“A Night of Georgia Music” continues a collaboration between Mike Mills, bassist songwriter and co-founder of R.E.M.; Chuck Leavell, former member of The Allman Brothers Band, now the music director and keyboardist for The Rolling Stones; and Robert McDuffie, violinist and founder of the Robert McDuffie Center for Strings at Mercer University.

They will be performing at the Atlanta Symphony Orchestra on Sept. 29, but first they stopped by On Second Thought.


Courtesy of Flux Projects

Flux Projects is back at it. The arts organization produces temporary events that connect people to creativity and to place. Beginning Thursday, Sept. 26, Flux is transforming Ponce City Market into an acoustic playground.

A series of artists are using sound as the primary medium to reveal hidden dimensions of the historic building turned ultra popular destination for food and shopping.


Caitlyn Collins is a sociologist and author of "Making Motherhood Work: How Women Manage Careers and Caregiving."  Collins looks into “Work/Family Justice” for parents, especially as more and more women become the breadwinners of their families.  Her studies show that mothers in the United States are the most stressed of comparable western cultures and speak more about not having enough time to be with their children. Unlike many European countries, such as Sweden, the United States does not have a national support system for mothers. Collins preveiws her research into societal trends and policy with On Second Thought before her speech at the University of Georgia.


Suicides are on the rise in jails and prisons, and Georgia has one of the highest rates of inmate suicides in the nation — nearly double the national average. On Second Thought explores the circumstances effecting the numbers.

Atlanta-based freelance reporter Max Blau reported in The Macon Telegraph last month. He spoke to state officials, family members and dug into public records data. He joins On Second Thought to discuss his findings on prison suicides.


Vaping is under fire after a series of deaths and crackdowns on flavors, said to attract children to smoking. The new vaping flavors contain nicotine salts, which deliver nicotine more quickly through the body, increasing the likelihood of addiction. The effects of electronic cigarettes on school-age children have been reported as the cause of eight deaths so far.  On Second Thought speaks with Dean of GSU’s College of Public Health, Michael Eriksen, on the latest news and developments.

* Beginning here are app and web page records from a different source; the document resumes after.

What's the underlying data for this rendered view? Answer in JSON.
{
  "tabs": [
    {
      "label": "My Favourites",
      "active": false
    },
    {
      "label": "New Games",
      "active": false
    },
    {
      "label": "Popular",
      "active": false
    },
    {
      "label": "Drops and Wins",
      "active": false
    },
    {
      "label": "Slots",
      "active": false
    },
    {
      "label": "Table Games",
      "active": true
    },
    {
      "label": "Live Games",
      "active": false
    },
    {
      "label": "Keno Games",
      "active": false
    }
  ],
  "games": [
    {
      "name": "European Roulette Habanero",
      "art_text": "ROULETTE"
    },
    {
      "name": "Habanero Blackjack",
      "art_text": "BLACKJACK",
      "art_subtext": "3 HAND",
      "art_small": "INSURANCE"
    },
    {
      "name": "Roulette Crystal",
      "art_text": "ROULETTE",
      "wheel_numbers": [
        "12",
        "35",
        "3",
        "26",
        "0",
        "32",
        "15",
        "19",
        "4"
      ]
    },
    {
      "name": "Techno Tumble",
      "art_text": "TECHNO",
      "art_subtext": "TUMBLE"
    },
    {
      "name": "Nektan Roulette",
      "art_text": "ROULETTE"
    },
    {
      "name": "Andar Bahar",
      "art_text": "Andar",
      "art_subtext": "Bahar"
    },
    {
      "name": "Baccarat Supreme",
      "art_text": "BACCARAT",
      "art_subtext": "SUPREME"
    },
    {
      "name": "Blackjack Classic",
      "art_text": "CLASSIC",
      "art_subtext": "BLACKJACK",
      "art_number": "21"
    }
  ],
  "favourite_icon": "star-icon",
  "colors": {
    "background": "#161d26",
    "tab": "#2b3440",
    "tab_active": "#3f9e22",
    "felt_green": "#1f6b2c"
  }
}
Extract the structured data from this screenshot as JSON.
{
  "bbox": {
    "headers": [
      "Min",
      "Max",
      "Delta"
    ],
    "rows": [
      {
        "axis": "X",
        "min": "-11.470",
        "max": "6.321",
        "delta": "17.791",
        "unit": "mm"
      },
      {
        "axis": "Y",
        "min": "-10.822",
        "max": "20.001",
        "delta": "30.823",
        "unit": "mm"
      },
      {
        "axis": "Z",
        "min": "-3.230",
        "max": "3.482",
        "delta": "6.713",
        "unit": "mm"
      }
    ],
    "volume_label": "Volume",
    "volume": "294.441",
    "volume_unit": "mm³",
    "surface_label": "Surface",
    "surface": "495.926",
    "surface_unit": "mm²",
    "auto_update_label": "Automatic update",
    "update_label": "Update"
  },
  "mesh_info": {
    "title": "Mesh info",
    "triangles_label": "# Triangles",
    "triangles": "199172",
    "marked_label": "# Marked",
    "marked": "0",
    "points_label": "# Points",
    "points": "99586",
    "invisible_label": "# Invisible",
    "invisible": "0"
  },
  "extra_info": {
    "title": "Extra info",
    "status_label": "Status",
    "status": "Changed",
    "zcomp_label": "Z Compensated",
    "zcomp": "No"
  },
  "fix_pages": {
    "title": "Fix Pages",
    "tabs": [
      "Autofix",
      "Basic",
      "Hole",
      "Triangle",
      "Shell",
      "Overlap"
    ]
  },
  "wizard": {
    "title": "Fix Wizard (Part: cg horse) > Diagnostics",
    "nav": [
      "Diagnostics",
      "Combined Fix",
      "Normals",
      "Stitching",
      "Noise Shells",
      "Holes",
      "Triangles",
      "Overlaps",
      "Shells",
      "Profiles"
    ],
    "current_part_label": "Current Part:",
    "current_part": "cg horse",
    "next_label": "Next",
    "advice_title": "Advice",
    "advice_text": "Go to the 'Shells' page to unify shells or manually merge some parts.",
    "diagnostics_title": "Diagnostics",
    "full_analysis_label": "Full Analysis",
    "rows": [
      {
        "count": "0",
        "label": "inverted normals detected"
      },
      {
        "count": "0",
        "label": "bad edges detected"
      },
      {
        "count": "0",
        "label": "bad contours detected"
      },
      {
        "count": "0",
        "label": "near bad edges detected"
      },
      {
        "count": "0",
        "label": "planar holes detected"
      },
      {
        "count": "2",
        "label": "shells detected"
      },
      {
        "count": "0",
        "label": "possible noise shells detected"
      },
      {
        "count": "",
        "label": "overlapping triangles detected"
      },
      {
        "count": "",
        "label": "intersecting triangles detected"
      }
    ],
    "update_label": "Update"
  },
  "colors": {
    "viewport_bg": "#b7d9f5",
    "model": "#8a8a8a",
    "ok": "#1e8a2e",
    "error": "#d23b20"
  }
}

The Youth Climate Strike will take place Friday in Georgia, other U.S. states and about 150 countries. High school and college students are skipping class to demand action on climate change, and they are timing the strike for right before Monday’s UN Climate Action Summit. On Second Thought hears from Andrea Manning and Zeena Abdulkarim, two of the Atlanta organizers and Dr. Kim Cobb, a climate science professor.


NPR

Journalism lost a trailblazing voice yesterday. Cokie Roberts, who covered Congress for NPR beginning in the 1970s and later joined ABC News, passed away at the age of 75. 

Schooled early in political rivalries and genteel Southern manners, Roberts became a legendary reporter and best-selling author. On Second Thought spoke with Scott Simon, host of NPR's Weekend Edition Saturday, to ask about his longtime colleague and friend.


National Public Radio founding mother and media icon Cokie Roberts has passed away at age 75.  Reflect on her contributions to public radio and public discourse with Scott Simon on On Second Thought

Ellen Eldridge / GPB

One year ago, today, On Second Thought was relaunched with a whole new staff.

To celebrate the anniversary, the whole team joined Virginia in the studio to share a guest or conversation that surprised or delighted them.


Pages